• [What you need to do]: Set the data down again, exactly as it appears below.

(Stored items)
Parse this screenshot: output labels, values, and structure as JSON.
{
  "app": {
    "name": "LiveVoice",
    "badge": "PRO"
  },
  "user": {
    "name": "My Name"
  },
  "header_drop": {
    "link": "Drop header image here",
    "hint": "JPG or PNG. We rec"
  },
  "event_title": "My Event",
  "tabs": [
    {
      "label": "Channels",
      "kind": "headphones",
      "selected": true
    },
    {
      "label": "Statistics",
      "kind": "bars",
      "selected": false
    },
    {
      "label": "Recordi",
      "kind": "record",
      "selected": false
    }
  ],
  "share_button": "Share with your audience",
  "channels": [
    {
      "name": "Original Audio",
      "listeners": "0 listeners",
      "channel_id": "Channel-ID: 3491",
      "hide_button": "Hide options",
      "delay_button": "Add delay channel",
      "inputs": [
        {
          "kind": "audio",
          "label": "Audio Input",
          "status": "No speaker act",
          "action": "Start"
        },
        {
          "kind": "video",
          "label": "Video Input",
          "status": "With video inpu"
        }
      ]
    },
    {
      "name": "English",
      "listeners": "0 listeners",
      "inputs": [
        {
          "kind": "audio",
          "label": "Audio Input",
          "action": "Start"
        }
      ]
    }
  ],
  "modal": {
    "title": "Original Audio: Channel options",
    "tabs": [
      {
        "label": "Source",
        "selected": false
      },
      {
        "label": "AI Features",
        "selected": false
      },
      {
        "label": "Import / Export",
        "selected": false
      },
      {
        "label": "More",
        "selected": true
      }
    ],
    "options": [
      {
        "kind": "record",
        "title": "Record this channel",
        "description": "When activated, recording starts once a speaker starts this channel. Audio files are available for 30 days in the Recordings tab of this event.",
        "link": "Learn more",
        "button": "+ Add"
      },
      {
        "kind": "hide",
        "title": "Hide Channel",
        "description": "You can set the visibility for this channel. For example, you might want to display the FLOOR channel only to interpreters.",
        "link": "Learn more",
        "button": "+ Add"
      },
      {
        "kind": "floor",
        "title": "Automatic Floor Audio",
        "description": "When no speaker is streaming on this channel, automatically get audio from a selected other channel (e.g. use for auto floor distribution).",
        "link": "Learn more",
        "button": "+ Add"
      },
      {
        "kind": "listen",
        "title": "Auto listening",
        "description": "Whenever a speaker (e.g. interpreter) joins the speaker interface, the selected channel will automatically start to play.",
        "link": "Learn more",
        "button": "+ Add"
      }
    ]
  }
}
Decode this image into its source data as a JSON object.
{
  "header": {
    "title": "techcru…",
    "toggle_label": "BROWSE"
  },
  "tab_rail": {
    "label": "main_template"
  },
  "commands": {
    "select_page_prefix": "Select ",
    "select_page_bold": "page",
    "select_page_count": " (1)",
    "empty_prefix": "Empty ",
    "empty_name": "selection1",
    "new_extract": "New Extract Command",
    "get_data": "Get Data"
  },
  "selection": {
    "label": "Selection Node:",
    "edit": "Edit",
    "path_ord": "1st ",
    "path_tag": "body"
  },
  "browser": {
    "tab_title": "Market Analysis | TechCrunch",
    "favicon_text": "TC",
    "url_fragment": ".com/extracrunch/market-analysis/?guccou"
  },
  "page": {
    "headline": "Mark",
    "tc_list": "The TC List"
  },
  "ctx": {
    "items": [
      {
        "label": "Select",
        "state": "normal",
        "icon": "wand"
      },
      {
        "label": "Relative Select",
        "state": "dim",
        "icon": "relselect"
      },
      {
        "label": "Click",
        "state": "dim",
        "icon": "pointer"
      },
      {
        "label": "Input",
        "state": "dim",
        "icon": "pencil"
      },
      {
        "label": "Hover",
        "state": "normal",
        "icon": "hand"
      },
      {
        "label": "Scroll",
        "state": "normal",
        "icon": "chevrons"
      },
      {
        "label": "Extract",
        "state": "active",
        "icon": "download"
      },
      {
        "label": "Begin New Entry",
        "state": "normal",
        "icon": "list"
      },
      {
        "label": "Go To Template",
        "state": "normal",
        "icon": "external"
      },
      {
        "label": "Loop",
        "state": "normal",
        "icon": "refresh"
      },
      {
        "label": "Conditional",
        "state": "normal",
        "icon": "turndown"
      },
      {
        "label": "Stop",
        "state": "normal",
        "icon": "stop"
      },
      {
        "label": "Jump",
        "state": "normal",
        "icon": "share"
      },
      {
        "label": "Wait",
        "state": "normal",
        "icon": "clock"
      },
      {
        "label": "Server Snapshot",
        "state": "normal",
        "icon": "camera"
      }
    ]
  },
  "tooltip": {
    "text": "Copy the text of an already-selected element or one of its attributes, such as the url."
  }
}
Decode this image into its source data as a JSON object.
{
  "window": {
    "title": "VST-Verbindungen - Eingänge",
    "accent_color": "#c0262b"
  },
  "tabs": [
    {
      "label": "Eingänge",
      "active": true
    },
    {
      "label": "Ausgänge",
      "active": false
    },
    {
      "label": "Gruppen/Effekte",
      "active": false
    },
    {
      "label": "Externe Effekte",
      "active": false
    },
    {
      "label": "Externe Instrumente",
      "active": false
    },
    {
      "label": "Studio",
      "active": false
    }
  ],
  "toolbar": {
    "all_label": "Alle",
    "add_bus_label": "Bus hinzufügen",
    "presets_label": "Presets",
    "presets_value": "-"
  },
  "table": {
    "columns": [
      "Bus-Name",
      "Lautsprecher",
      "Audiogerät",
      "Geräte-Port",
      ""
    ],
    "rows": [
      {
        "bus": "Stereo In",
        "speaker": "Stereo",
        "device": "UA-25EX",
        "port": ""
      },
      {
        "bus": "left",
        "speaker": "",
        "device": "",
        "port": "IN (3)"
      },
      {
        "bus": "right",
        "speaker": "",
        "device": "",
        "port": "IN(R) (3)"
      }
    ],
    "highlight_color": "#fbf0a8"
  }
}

• [Task output]:
Parse this screenshot: output labels, values, and structure as JSON.
{
  "app": {
    "name": "LiveVoice",
    "badge": "PRO"
  },
  "user": {
    "name": "My Name"
  },
  "header_drop": {
    "link": "Drop header image here",
    "hint": "JPG or PNG. We rec"
  },
  "event_title": "My Event",
  "tabs": [
    {
      "label": "Channels",
      "kind": "headphones",
      "selected": true
    },
    {
      "label": "Statistics",
      "kind": "bars",
      "selected": false
    },
    {
      "label": "Recordi",
      "kind": "record",
      "selected": false
    }
  ],
  "share_button": "Share with your audience",
  "channels": [
    {
      "name": "Original Audio",
      "listeners": "0 listeners",
      "channel_id": "Channel-ID: 3491",
      "hide_button": "Hide options",
      "delay_button": "Add delay channel",
      "inputs": [
        {
          "kind": "audio",
          "label": "Audio Input",
          "status": "No speaker act",
          "action": "Start"
        },
        {
          "kind": "video",
          "label": "Video Input",
          "status": "With video inpu"
        }
      ]
    },
    {
      "name": "English",
      "listeners": "0 listeners",
      "inputs": [
        {
          "kind": "audio",
          "label": "Audio Input",
          "action": "Start"
        }
      ]
    }
  ],
  "modal": {
    "title": "Original Audio: Channel options",
    "tabs": [
      {
        "label": "Source",
        "selected": false
      },
      {
        "label": "AI Features",
        "selected": false
      },
      {
        "label": "Import / Export",
        "selected": false
      },
      {
        "label": "More",
        "selected": true
      }
    ],
    "options": [
      {
        "kind": "record",
        "title": "Record this channel",
        "description": "When activated, recording starts once a speaker starts this channel. Audio files are available for 30 days in the Recordings tab of this event.",
        "link": "Learn more",
        "button": "+ Add"
      },
      {
        "kind": "hide",
        "title": "Hide Channel",
        "description": "You can set the visibility for this channel. For example, you might want to display the FLOOR channel only to interpreters.",
        "link": "Learn more",
        "button": "+ Add"
      },
      {
        "kind": "floor",
        "title": "Automatic Floor Audio",
        "description": "When no speaker is streaming on this channel, automatically get audio from a selected other channel (e.g. use for auto floor distribution).",
        "link": "Learn more",
        "button": "+ Add"
      },
      {
        "kind": "listen",
        "title": "Auto listening",
        "description": "Whenever a speaker (e.g. interpreter) joins the speaker interface, the selected channel will automatically start to play.",
        "link": "Learn more",
        "button": "+ Add"
      }
    ]
  }
}
Decode this image into its source data as a JSON object.
{
  "header": {
    "title": "techcru…",
    "toggle_label": "BROWSE"
  },
  "tab_rail": {
    "label": "main_template"
  },
  "commands": {
    "select_page_prefix": "Select ",
    "select_page_bold": "page",
    "select_page_count": " (1)",
    "empty_prefix": "Empty ",
    "empty_name": "selection1",
    "new_extract": "New Extract Command",
    "get_data": "Get Data"
  },
  "selection": {
    "label": "Selection Node:",
    "edit": "Edit",
    "path_ord": "1st ",
    "path_tag": "body"
  },
  "browser": {
    "tab_title": "Market Analysis | TechCrunch",
    "favicon_text": "TC",
    "url_fragment": ".com/extracrunch/market-analysis/?guccou"
  },
  "page": {
    "headline": "Mark",
    "tc_list": "The TC List"
  },
  "ctx": {
    "items": [
      {
        "label": "Select",
        "state": "normal",
        "icon": "wand"
      },
      {
        "label": "Relative Select",
        "state": "dim",
        "icon": "relselect"
      },
      {
        "label": "Click",
        "state": "dim",
        "icon": "pointer"
      },
      {
        "label": "Input",
        "state": "dim",
        "icon": "pencil"
      },
      {
        "label": "Hover",
        "state": "normal",
        "icon": "hand"
      },
      {
        "label": "Scroll",
        "state": "normal",
        "icon": "chevrons"
      },
      {
        "label": "Extract",
        "state": "active",
        "icon": "download"
      },
      {
        "label": "Begin New Entry",
        "state": "normal",
        "icon": "list"
      },
      {
        "label": "Go To Template",
        "state": "normal",
        "icon": "external"
      },
      {
        "label": "Loop",
        "state": "normal",
        "icon": "refresh"
      },
      {
        "label": "Conditional",
        "state": "normal",
        "icon": "turndown"
      },
      {
        "label": "Stop",
        "state": "normal",
        "icon": "stop"
      },
      {
        "label": "Jump",
        "state": "normal",
        "icon": "share"
      },
      {
        "label": "Wait",
        "state": "normal",
        "icon": "clock"
      },
      {
        "label": "Server Snapshot",
        "state": "normal",
        "icon": "camera"
      }
    ]
  },
  "tooltip": {
    "text": "Copy the text of an already-selected element or one of its attributes, such as the url."
  }
}
Decode this image into its source data as a JSON object.
{
  "window": {
    "title": "VST-Verbindungen - Eingänge",
    "accent_color": "#c0262b"
  },
  "tabs": [
    {
      "label": "Eingänge",
      "active": true
    },
    {
      "label": "Ausgänge",
      "active": false
    },
    {
      "label": "Gruppen/Effekte",
      "active": false
    },
    {
      "label": "Externe Effekte",
      "active": false
    },
    {
      "label": "Externe Instrumente",
      "active": false
    },
    {
      "label": "Studio",
      "active": false
    }
  ],
  "toolbar": {
    "all_label": "Alle",
    "add_bus_label": "Bus hinzufügen",
    "presets_label": "Presets",
    "presets_value": "-"
  },
  "table": {
    "columns": [
      "Bus-Name",
      "Lautsprecher",
      "Audiogerät",
      "Geräte-Port",
      ""
    ],
    "rows": [
      {
        "bus": "Stereo In",
        "speaker": "Stereo",
        "device": "UA-25EX",
        "port": ""
      },
      {
        "bus": "left",
        "speaker": "",
        "device": "",
        "port": "IN (3)"
      },
      {
        "bus": "right",
        "speaker": "",
        "device": "",
        "port": "IN(R) (3)"
      }
    ],
    "highlight_color": "#fbf0a8"
  }
}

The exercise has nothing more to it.